Rather than an outcome of some insidious Western indoctrination, this evolution of national memory is an inevitable response to pervasive Russification. Indeed, the Russian language, Russian channels of information, Russian investment and a Russian-like outlook have diluted Belarusians’ sense of being a community apart from Russia so much that the pendulum has finally begun to move in the opposite direction. It continues to do so despite official statements to the contrary, like the recent article about Belarus’s historical policy in Navukova Dumka, the journal of the Presidential Administration (Svaboda.org, September 13).

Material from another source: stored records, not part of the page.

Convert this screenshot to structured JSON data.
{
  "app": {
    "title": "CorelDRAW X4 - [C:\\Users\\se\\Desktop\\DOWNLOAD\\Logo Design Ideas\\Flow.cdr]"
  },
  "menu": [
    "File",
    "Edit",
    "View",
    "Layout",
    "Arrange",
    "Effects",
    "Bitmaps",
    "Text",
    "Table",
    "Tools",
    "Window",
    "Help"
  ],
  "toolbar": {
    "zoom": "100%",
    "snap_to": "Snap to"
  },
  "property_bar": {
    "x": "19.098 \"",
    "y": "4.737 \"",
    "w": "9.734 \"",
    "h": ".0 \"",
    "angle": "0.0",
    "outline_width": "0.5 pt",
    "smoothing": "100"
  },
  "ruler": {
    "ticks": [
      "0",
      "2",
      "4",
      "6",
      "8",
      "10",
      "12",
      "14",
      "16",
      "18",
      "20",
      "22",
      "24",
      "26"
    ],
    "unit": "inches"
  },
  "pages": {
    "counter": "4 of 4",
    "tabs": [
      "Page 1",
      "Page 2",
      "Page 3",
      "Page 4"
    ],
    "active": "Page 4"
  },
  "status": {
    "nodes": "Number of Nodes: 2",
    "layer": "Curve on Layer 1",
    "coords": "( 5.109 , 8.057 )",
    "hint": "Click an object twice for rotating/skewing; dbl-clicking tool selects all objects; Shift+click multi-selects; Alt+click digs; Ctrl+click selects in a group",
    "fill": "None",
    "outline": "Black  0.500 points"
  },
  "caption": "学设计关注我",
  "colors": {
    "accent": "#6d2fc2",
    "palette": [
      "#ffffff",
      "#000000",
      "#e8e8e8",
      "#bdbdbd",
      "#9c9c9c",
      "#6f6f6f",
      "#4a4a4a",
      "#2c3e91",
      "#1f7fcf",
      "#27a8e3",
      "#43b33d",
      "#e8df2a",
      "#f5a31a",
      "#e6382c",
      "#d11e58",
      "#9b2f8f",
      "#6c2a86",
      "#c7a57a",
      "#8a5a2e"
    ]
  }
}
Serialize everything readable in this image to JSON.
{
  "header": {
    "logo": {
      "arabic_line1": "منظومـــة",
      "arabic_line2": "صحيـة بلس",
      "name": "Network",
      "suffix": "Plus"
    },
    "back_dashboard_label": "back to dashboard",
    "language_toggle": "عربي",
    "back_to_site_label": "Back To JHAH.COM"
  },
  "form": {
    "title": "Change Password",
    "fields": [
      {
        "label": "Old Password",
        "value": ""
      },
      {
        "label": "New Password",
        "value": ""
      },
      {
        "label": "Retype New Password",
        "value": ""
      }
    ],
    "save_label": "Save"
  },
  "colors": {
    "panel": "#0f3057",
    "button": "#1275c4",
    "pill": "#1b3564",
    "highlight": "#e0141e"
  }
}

For Belarusians to adopt a collective identity of themselves, an accepted sense of detachment and/or difference from Russia and Russians is a necessary prerequisite. That does not necessarily spell hostility, but it does, by its very nature, reflect some degree of alienation. One overt indication is a mass switch to Belarusian on street signs even as Russian still dominates everyday communication. This appearance of the Belarusian alphabet in public places has prompted resistance from some groups like Grazhdanskoye Soglasiye (Civic Consensus). Headed by Artyom Agafonov, this group recently established its online media outlet Belrussia.by, which, among other things, markets the country’s name as “Belorussia.” Even though it is accepted in Russia as a lexical norm, it is unlikely this word form will regain popular support in Belarus. As one government-friendly Belarusian commentator rightly asserts, “A Belarusian voter is naturally calm and steers clear of all sorts of extremes. I feel it myself as I grow older. That is, fighters for the Belarusian language and fighters against it can be equally irritating” (Shpakovsky, September 5).
It remains to be seen how these attitudes will reflect themselves in the upcoming parliamentary elections scheduled for November. But the electoral campaign is about to begin.